Unemployed American workers enter the second half of this year with little or no assistance from Congress in coping with the continuing ravages of the Great Recession. The conservatives in Congress who are blocking efforts to extend unemployment benefits to those out of work and searching for a job for at least six months are largely the same ones who enabled the Bush administration to drive our economy off a cliff but who now vote to hurt those still suffering from the economy’s free fall.
[IMGCAP(1)]With almost half of all unemployed workers among these long-term unemployed, the inability of Congress to override the objectives of these culpable conservatives is downright irresponsible. The extension of unemployment benefits that expired June 4 provided between 34 weeks and 53 weeks of extra benefits. If these benefits are not restored by the end of July, the Department of Labor estimates that 3.2 million unemployed workers will lose their benefits.
But the irresponsibility is deeper than most people realize. The biggest problem right now is that Congress is mired in this debate at all. Unemployment benefits should respond to economic conditions, not political shenanigans. These benefits help unemployed workers and their families cope with abruptly lost incomes until they can find a new job while also aiding the economic recovery by helping families maintain spending in their communities, which in turn preserves jobs for employed Americans.
Unemployment benefits are a simple economic policy. It’s easy to determine when they are most needed — when the unemployment rate rises and remains high — and when they should end — when the economy is in no danger of slipping back into recession. There is no reason to require an act of Congress to extend them.

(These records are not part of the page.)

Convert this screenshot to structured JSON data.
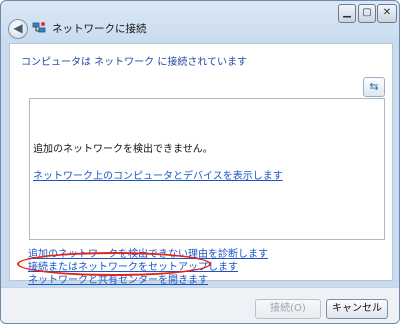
{
  "window": {
    "title": "ネットワークに接続",
    "controls": {
      "minimize": "▁",
      "maximize": "▢",
      "close": "✕"
    },
    "back_icon": "back-arrow-icon",
    "app_icon": "network-icon"
  },
  "main": {
    "status_text": "コンピュータは ネットワーク に接続されています",
    "refresh_icon": "refresh-icon",
    "refresh_glyph": "⇆",
    "no_networks_text": "追加のネットワークを検出できません。",
    "show_link": "ネットワーク上のコンピュータとデバイスを表示します"
  },
  "links": [
    "追加のネットワークを検出できない理由を診断します",
    "接続またはネットワークをセットアップします",
    "ネットワークと共有センターを開きます"
  ],
  "annotation": {
    "color": "#e0261c"
  },
  "footer": {
    "connect_label": "接続(O)",
    "cancel_label": "キャンセル"
  },
  "colors": {
    "link": "#1a55c5",
    "status": "#2248a6"
  }
}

Extending unemployment benefits should not be a political football, but what’s so appalling about the spectacle in Congress recently is that the game only begins when the economy is in dire straits. In normal economic times, politics plays no role in how effective the program is at meeting its goals. Most of the time, unemployment benefits are available for a reasonably long-enough period of time for workers to make a transition into a new job. States provide up to 26 weeks of benefits to unemployed workers who meet the program’s qualifications. When the unemployment rate is 4 percent to 6 percent, as it was, for example, from 2004 to mid-2008, six months is long enough for most people to find a new job or transition into school or other activities.
But when unemployment rises, 26 weeks is very often not a reasonable length of time to find a new job. Today, with nearly five workers for every job opening available, unemployment hovering near 10 percent and nearly half of those unemployed having been out of work for at least six months, 26 weeks of unemployment benefits simply aren’t enough.
Yet, it’s exactly — and only — in these tough economic times that the law requires Congress to act to extend unemployment benefits. This is the worst kind of policy design imaginable. When jobs are scarce, money tight, tempers short and political gamesmanship most appealing, the unemployed are forced to wait for Congress to act to extend benefits — benefits that we have an adequate policy for in good economic times. It makes no sense. We should have a system of unemployment benefits that responds to high unemployment.
The states have a program called Extended Benefits that is usually funded 50-50 between the states and the federal government. This program provides 12 weeks to 20 weeks of extra benefits, above and beyond that initial 26 weeks, in states where unemployment has risen sharply. Yet the triggers that turn the Extended Benefits program on and off don’t work. They “trigger on” too late (when too many unemployed workers are already long-term unemployed) and, most importantly, they “trigger off” too early — usually long before state economies have seen their unemployment rate return to normal.
The American Recovery and Reinvestment Act of 2009 aimed to address this problem with a short-term patch that provided full federal funding to help states meet the cost of this program. But there’s an ugly underside to this: 27 states took up the option to have the program tied to the Congressional extensions. So when Congress let the program expire, these states’ programs turned off as well. Now, only 11 states provide 13 weeks to 20 weeks of extra benefits.
Congress still has time to fix the problem. It could implement a new state-level trigger that is tied to the state’s unemployment rate. When unemployment is high or rising, extra weeks of benefits automatically trigger on. When the unemployment rate falls back to normal, the extra weeks trigger off. It’s easy. And, as Jeffrey Wenger and I showed in a recent paper, it works.
Take Nevada: If the triggers that we propose had been in place over the 2000s, Nevada’s extended benefits would have triggered on in September 2007 and would not yet have triggered off. And we estimate that the cost of implementing automatic triggers would be no more than implementing Congressional extensions. The program could be fully funded through the federal portion of the unemployment insurance tax so that, in the future, we don’t need to deficit-finance nationwide extensions.
One way to start would be to implement sane, state-level triggers tied to state unemployment to turn off the next round of emergency unemployment benefits — if Congress can agree to implement those. This would put an end to the politicized haggling and make sure that the unemployment insurance system can do what it was designed to do: help the unemployed and boost spending in tough economic times. Surely conservatives would find it hard to object to a unemployment benefits formula tied to their own states’ economic realities.
Heather Boushey is senior economist at the Center for American Progress.